Electric motor production creates new challenges for production planners in many companies: drive shafts and gearing components often have complex geometries and must be built with thin walls to save weight – and may even have bore holes with complex intersections. In addition, these components need to be precisely made with lean process chains. All of the above factors have contributed to the growing importance of electro-chemical machining in e-mobility and other industries.
At its second ECM Technology Day, the experts demonstrated why EMAG ECM (electro-chemical machining) is so successful here. “We really got into the details at this event and were able to show how, in the future, it will be possible to produce even complex parts with a lean and cost-effective ECM process chain. The processes include ECM broaching, ECM drilling, and ECM deburring,” explained Richard Keller, member of the management board of EMAG ECM, Gaildorf.

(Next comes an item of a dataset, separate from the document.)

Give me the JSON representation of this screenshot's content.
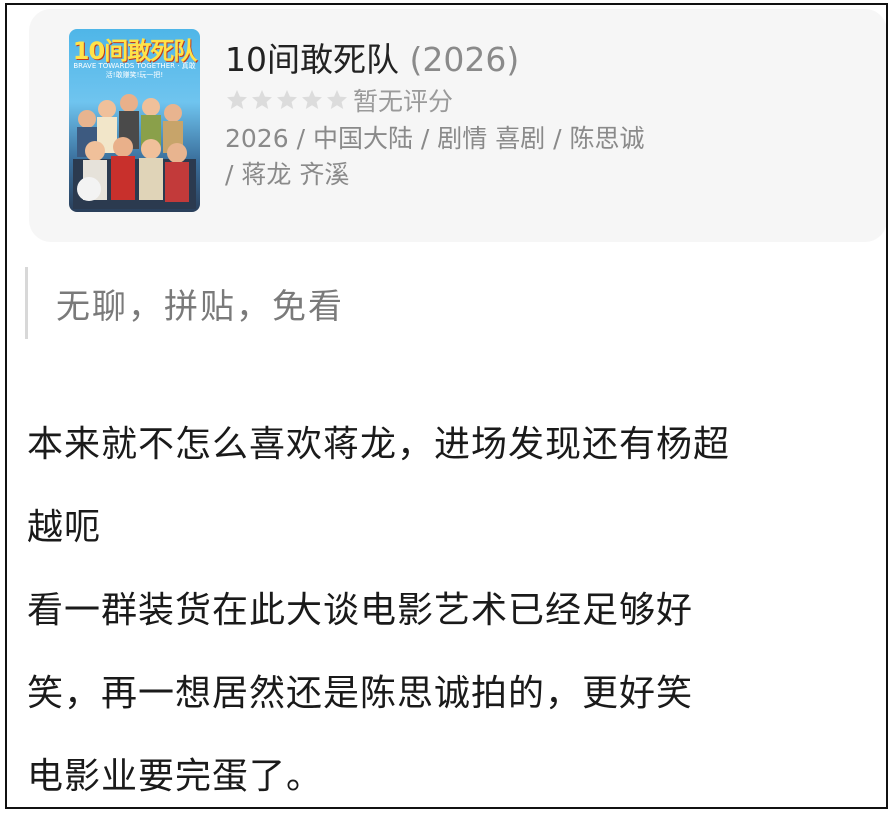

The ECM experts also explained the overall advantages of their method, which function without contact between the tool and the workpiece. There is no heat warp and almost no tool wear, and the surface quality is very high. The ECM process creates no burrs, eliminating the need for additional deburring processes in many applications. This is independent of the material hardness. EMAG presented a new, (P)ECM machine, at a significantly discounted price, in an early state of development, which will be ready for use in the near future.
The agenda was rounded off by a variety of interesting ECM application examples, some demonstrated on live machines during a guided tour of the factory. In addition, visitors saw ECM machine types that are used as stand-alone solutions or as parts of modular systems - including the compact entry-level model CI 400, the modularly scalable and therefore extremely cost-effective CS stand-alone machine, the PO 900 BF, and the PO 100 SF for machining complex components for jet engines.
Richard Keller added, “We are delighted about the amount of positive feedback from our visitors, who were excited about the event’s varied agenda and the high level of the technology and scientific presentations. The mix of scientific lectures, engineering know-how, and the opportunity for exchange with experts lent the event excellent practical value.”